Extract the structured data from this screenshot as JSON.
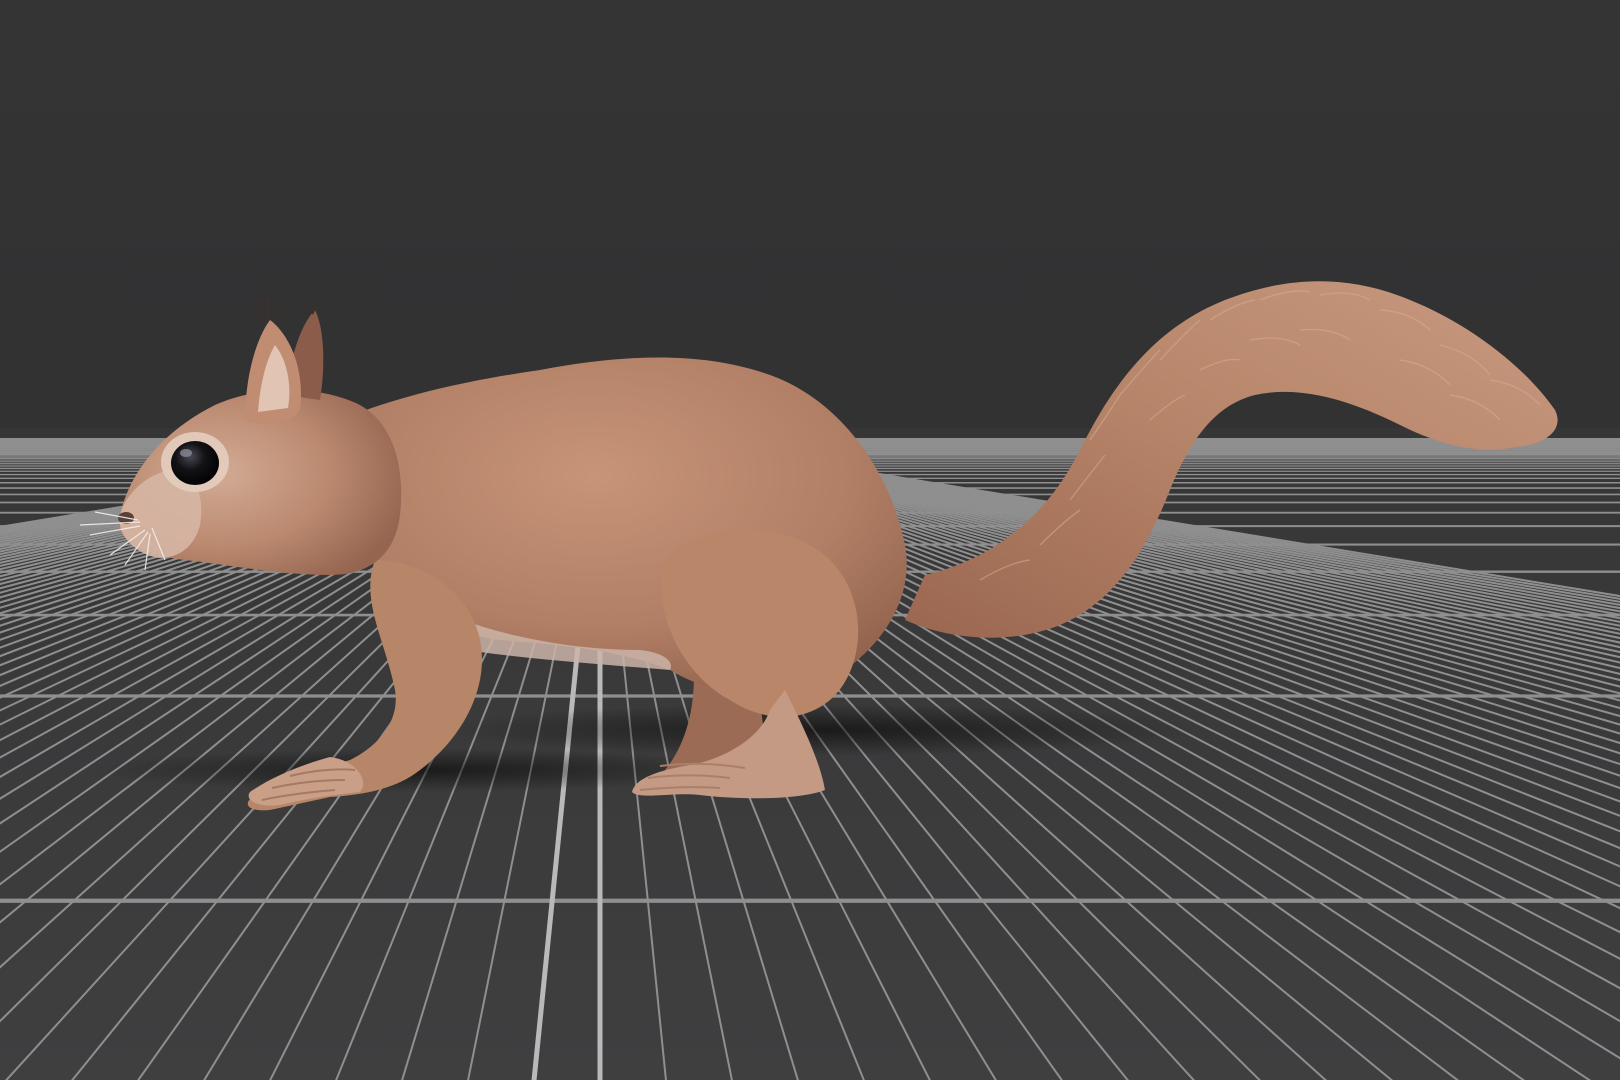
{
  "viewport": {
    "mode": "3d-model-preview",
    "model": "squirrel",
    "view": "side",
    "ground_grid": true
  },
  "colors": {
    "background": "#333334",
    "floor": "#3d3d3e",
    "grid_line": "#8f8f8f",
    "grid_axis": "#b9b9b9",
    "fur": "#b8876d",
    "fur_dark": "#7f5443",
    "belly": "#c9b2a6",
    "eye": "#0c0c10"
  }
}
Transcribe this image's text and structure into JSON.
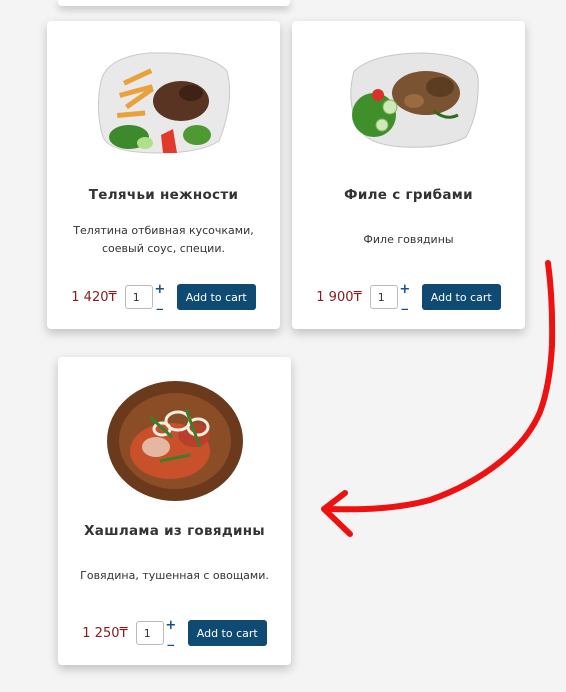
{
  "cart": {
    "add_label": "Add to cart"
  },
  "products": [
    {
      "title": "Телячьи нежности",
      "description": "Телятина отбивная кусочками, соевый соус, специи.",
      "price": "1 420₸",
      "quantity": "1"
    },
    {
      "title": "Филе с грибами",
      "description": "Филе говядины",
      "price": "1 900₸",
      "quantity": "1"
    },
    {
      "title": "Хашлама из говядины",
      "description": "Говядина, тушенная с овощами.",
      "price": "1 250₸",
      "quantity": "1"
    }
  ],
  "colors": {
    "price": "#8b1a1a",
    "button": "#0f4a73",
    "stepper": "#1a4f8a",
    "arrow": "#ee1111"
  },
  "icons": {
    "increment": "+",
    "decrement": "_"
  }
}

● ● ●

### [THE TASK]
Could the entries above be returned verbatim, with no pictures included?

### [RESULT BELOW]
Extract the structured data from this screenshot as JSON.
{
  "viewport": {
    "mode": "3d-model-preview",
    "model": "squirrel",
    "view": "side",
    "ground_grid": true
  },
  "colors": {
    "background": "#333334",
    "floor": "#3d3d3e",
    "grid_line": "#8f8f8f",
    "grid_axis": "#b9b9b9",
    "fur": "#b8876d",
    "fur_dark": "#7f5443",
    "belly": "#c9b2a6",
    "eye": "#0c0c10"
  }
}
Transcribe this image's text and structure into JSON.
{
  "cart": {
    "add_label": "Add to cart"
  },
  "products": [
    {
      "title": "Телячьи нежности",
      "description": "Телятина отбивная кусочками, соевый соус, специи.",
      "price": "1 420₸",
      "quantity": "1"
    },
    {
      "title": "Филе с грибами",
      "description": "Филе говядины",
      "price": "1 900₸",
      "quantity": "1"
    },
    {
      "title": "Хашлама из говядины",
      "description": "Говядина, тушенная с овощами.",
      "price": "1 250₸",
      "quantity": "1"
    }
  ],
  "colors": {
    "price": "#8b1a1a",
    "button": "#0f4a73",
    "stepper": "#1a4f8a",
    "arrow": "#ee1111"
  },
  "icons": {
    "increment": "+",
    "decrement": "_"
  }
}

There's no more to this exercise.